Maryland Gov. Larry Hogan and Rep. Steny Hoyer tweeted that they're monitoring reports and urged people to follow the instructions of local law enforcement at the scene.
Updated: 8: 29 a.m. on March 20, 2018
ST. MARY'S COUNTY, Maryland (CBSNews/WUSA) -- A shooting happened at a high school in southern Maryland on Tuesday morning, according to the local school district. Great Mills High School in St. Mary's County was placed on lockdown and the situation was contained, the school district said.
"I was in my classroom and heard everyone screaming," student Mollie Davis told CBS News over Twitter. "I've never heard people sound so scared."
She said that she heard what sounded like a loud balloon pop. Police officers later told students that the threat was over and the school would be evacuated soon, Mollie said.
MedStar St. Mary's Hospital has confirmed that they are treating patients from the school shooting, according to a hospital spokesperson. They would not say how many people are injured and the extent of injuries.
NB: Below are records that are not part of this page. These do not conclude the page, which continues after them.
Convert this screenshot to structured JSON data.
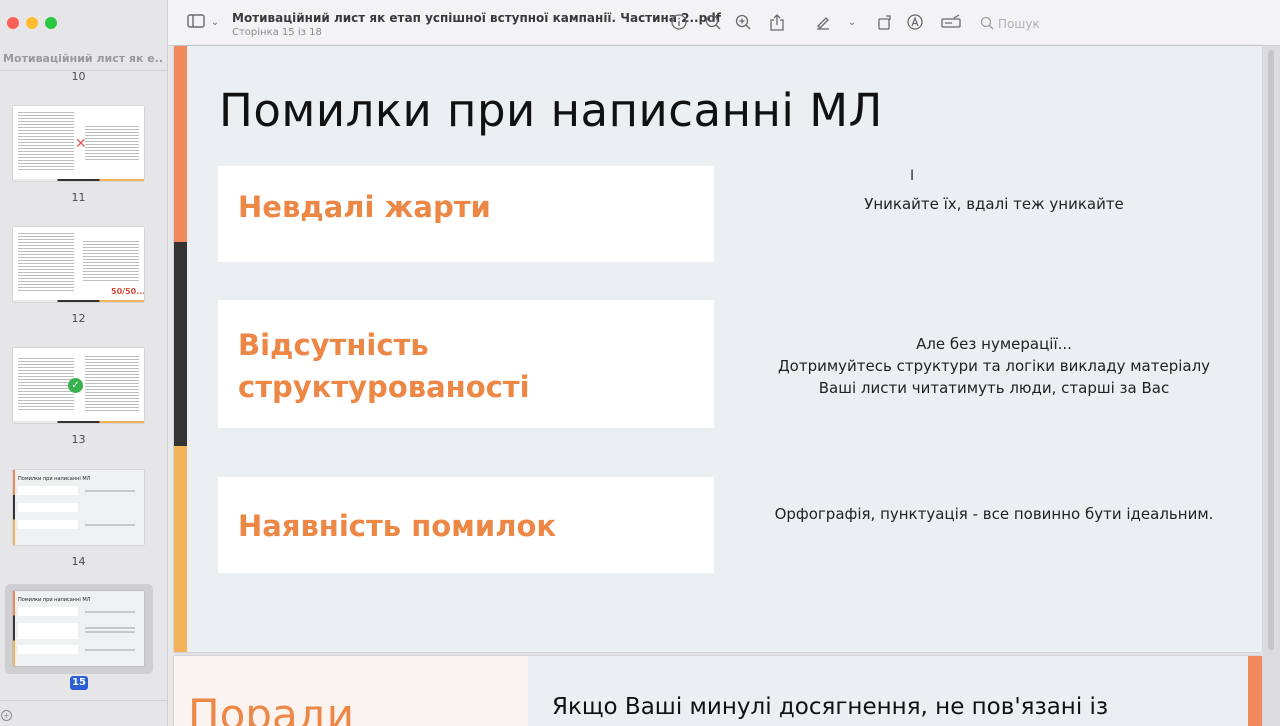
{
  "window": {
    "doc_title": "Мотиваційний лист як етап успішної вступної кампанії. Частина 2..pdf",
    "page_indicator": "Сторінка 15 із 18"
  },
  "toolbar": {
    "search_placeholder": "Пошук",
    "icons": [
      "sidebar-toggle-icon",
      "chevron-down-icon",
      "info-icon",
      "zoom-out-icon",
      "zoom-in-icon",
      "share-icon",
      "highlight-icon",
      "rotate-icon",
      "markup-icon",
      "form-icon",
      "search-icon"
    ]
  },
  "sidebar": {
    "title": "Мотиваційний лист як е...",
    "pages": [
      {
        "num": "10"
      },
      {
        "num": "11"
      },
      {
        "num": "12",
        "note": "50/50..."
      },
      {
        "num": "13"
      },
      {
        "num": "14",
        "mini_title": "Помилки при написанні МЛ"
      },
      {
        "num": "15",
        "mini_title": "Помилки при написанні МЛ"
      }
    ],
    "selected": "15"
  },
  "slide": {
    "title": "Помилки при написанні МЛ",
    "items": [
      {
        "label": "Невдалі жарти",
        "desc": [
          "Уникайте їх, вдалі теж уникайте"
        ]
      },
      {
        "label_lines": [
          "Відсутність",
          "структурованості"
        ],
        "desc": [
          "Але без нумерації...",
          "Дотримуйтесь структури та логіки викладу матеріалу",
          "Ваші листи читатимуть люди, старші за Вас"
        ]
      },
      {
        "label": "Наявність помилок",
        "desc": [
          "Орфографія, пунктуація - все повинно бути ідеальним."
        ]
      }
    ]
  },
  "next_slide": {
    "title": "Поради",
    "text": "Якщо Ваші минулі досягнення, не пов'язані із"
  },
  "colors": {
    "accent_orange": "#ec8746",
    "accent_coral": "#f08a5d",
    "accent_dark": "#333333",
    "accent_yellow": "#f3b35a"
  }
}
Updated: 7:59 a.m. on March 20, 2018
ST. MARY'S COUNTY, Maryland (CBSNews) -- A shooting happened at a high school in southern Maryland on Tuesday morning, according to the local school district. Great Mills High School in St. Mary's County was placed on lockdown because of the shooting, the school district said in a statement to CBS Baltimore.
Sheriff's deputies were on the scene.
Agents from the FBI and the federal Bureau of Alcohol, Tobacco, Firearms and Explosives were responding to the scene.
Posted: 7:45 a.m. on March 20, 2018
ST. MARY'S COUNTY, Maryland (WUSA) -- An investigation is underway after a shooting at a high school in St. Mary's County, according Maryland State police.
Maryland State Police are helping St. Mary's County Sheriff's office in the investigation at Great Mills High School. The school district says the incident has been contained and the school is on lockdown.
St. Mary's County Sheriff's Office are asking parents to stay away from Great Mills High School. They should report to Leonardtown High School. Students will be taken there.
There has been a Shooting at Great Mills High School. The school is on lock down the event is contained, the Sheriff's office is on the scene additional information to follow.— SMCPS_MD (@SMCPS_MD) March 20, 2018
Parents/Guardians should go to Leonardtown HS for reunification with GMHS students